Dr. Sameer Raghuwanshi,
MIG C-Block, Flat No. 6, Peoples Medical College, Bhanpur, Bhopal, Madhya Pradesh - 462037, India.
Introduction: Pancreatitis is one of most complex and clinically challenging of all abdominal disorders. USG and abdominal CT are the most commonly used diagnostic imaging modalities for the evaluation of pancreas. Computed Tomography (CT) is highly accurate and sensitive than USG in both diagnosing as well as demonstrating the extent. Early assessment of the cause and severity of acute pancreatitis is of utmost importance for prompt treatment and close monitoring of patient with severe disease. CT is the imaging method of choice for assessing the extent of acute pancreatitis and for evaluating complications.
Aim: To assess prognostic correlation and clinical outcome of acute pancreatitis on the basis of CT severity index.
Materials and Methods: A prospective study of 50 cases was carried out in the Department of Radio Diagnosis, with complaint suggestive of acute pancreatitis on the basis of clinical/laboratory/ultrasonography findings were evaluated in Siemens somatom 40 slice ct . The severity of pancreatitis was scored using CT severity index, modified severity index and revised Atlanta classification and classified into mild, moderate, severe categories. Clinical follow-up of the patients was done in terms of the following parameters: Length of hospital stay, Need for surgery or percutaneous intervention, Evidence of infection in any organ system, Occurrence of organ failure- respiratory, cardiovascular, renal, hepatic and haematological system, death. The clinical outcome was compared with the currently accepted Balthazarís CTSI and Modified Morteleís CTSI and revised Atlanta classification in all the cases.
Results: Gall stone disease was most common aetiological factor seen in 40%, cases it was more common in females than males. Alcohol was second most common aetiological factor seen in 38% cases and was noted only in males. Pleural effusion was the most common extra-pancreatic complication seen in 46% cases. Balthazar grade C was the most common (40%) followed by grade D and E (25% each). Acute peri-pancreatic collection was the most common findings seen in 72% cases. Majority of the cases (42%) were categorized as mild pancreatitis according Balthazar CTSI score. Majority of the cases (44%) were categorized as severe pancreatitis according modified CTSI. Majority of the cases were categorized as mild pancreatitis according revised Atlanta classification. Organ system failure, death were more seen in severe grade in modified CTSI and revised Atlanta classification.

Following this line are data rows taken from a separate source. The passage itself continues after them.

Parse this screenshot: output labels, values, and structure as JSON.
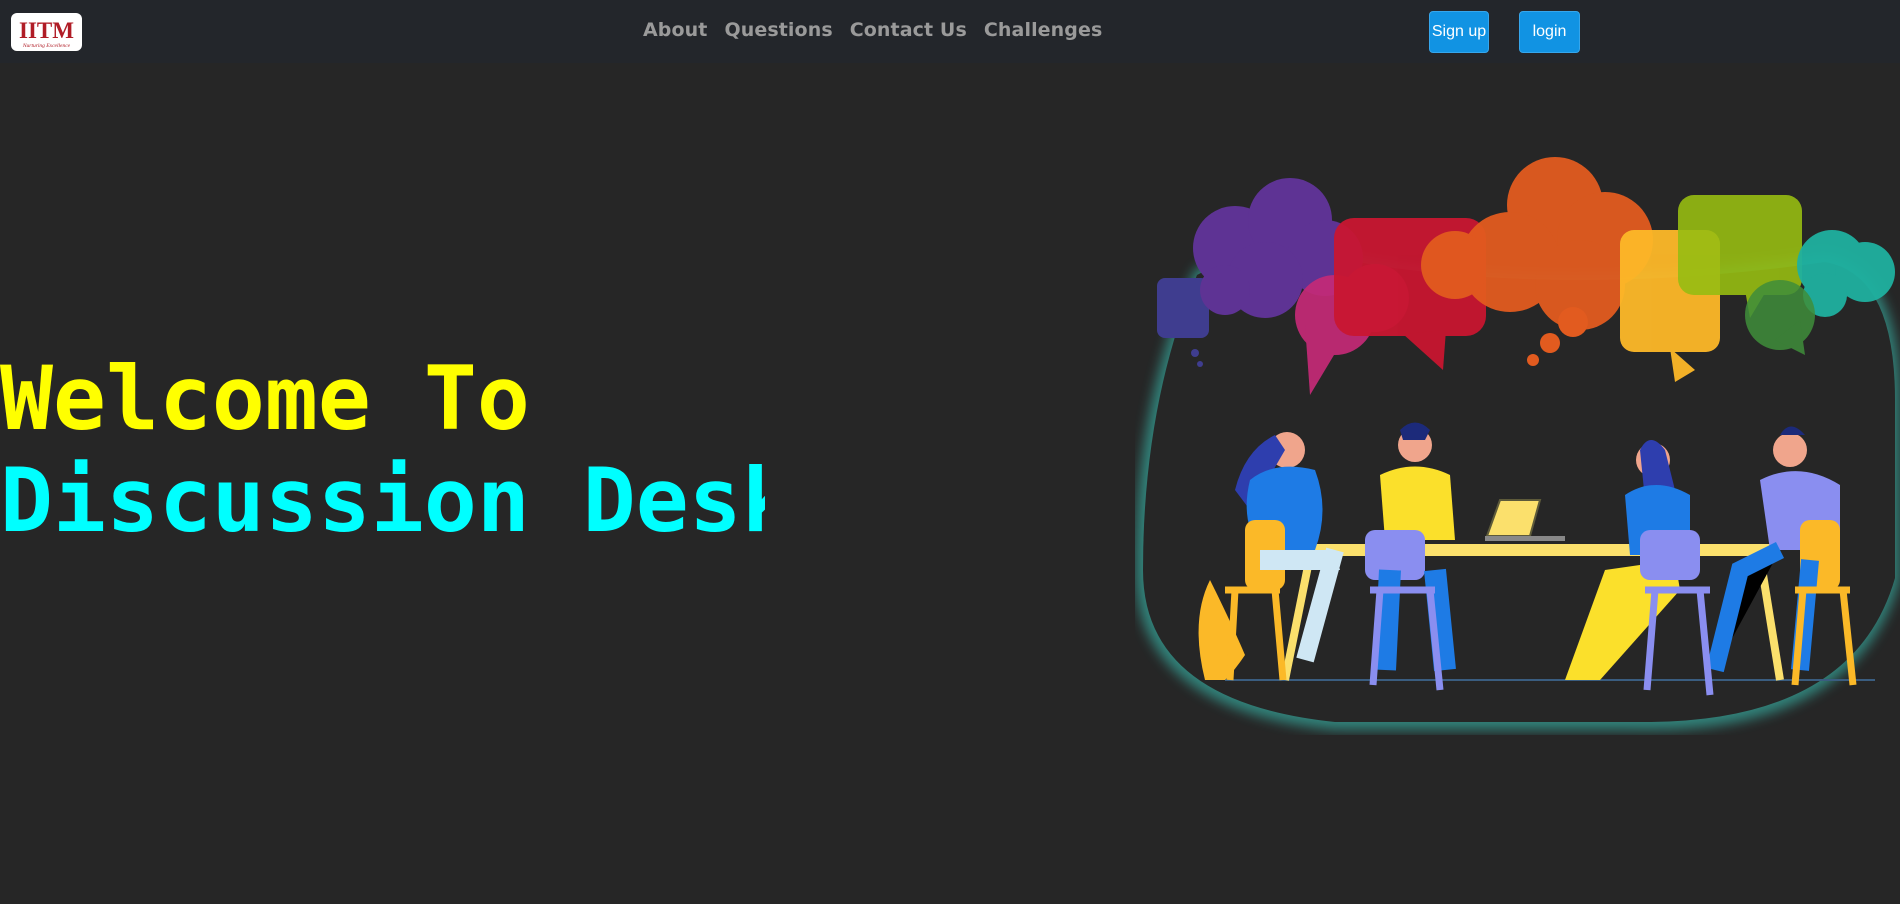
{
  "nav": {
    "logo_text": "IITM",
    "logo_tagline": "Nurturing Excellence",
    "links": [
      "About",
      "Questions",
      "Contact Us",
      "Challenges"
    ],
    "signup_label": "Sign up",
    "login_label": "login"
  },
  "hero": {
    "line1": "Welcome To",
    "line2": "Discussion Desk"
  },
  "colors": {
    "background": "#262626",
    "navbar": "#23262b",
    "accent_yellow": "#ffff00",
    "accent_cyan": "#00ffff",
    "button": "#1193e3"
  }
}
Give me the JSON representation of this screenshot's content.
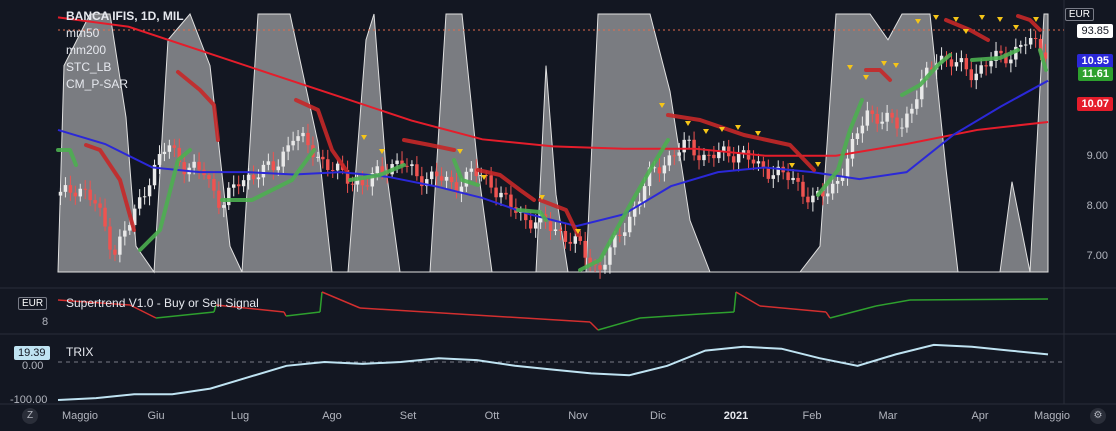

Conclusion: Modified CT severity index makes the score easier to calculate and reduces the inter-observer variation. Scores obtained with the modified Mortele index, show a stronger statistical correlation for all clinical outcome parameters in all the patients better than the Balthazar index.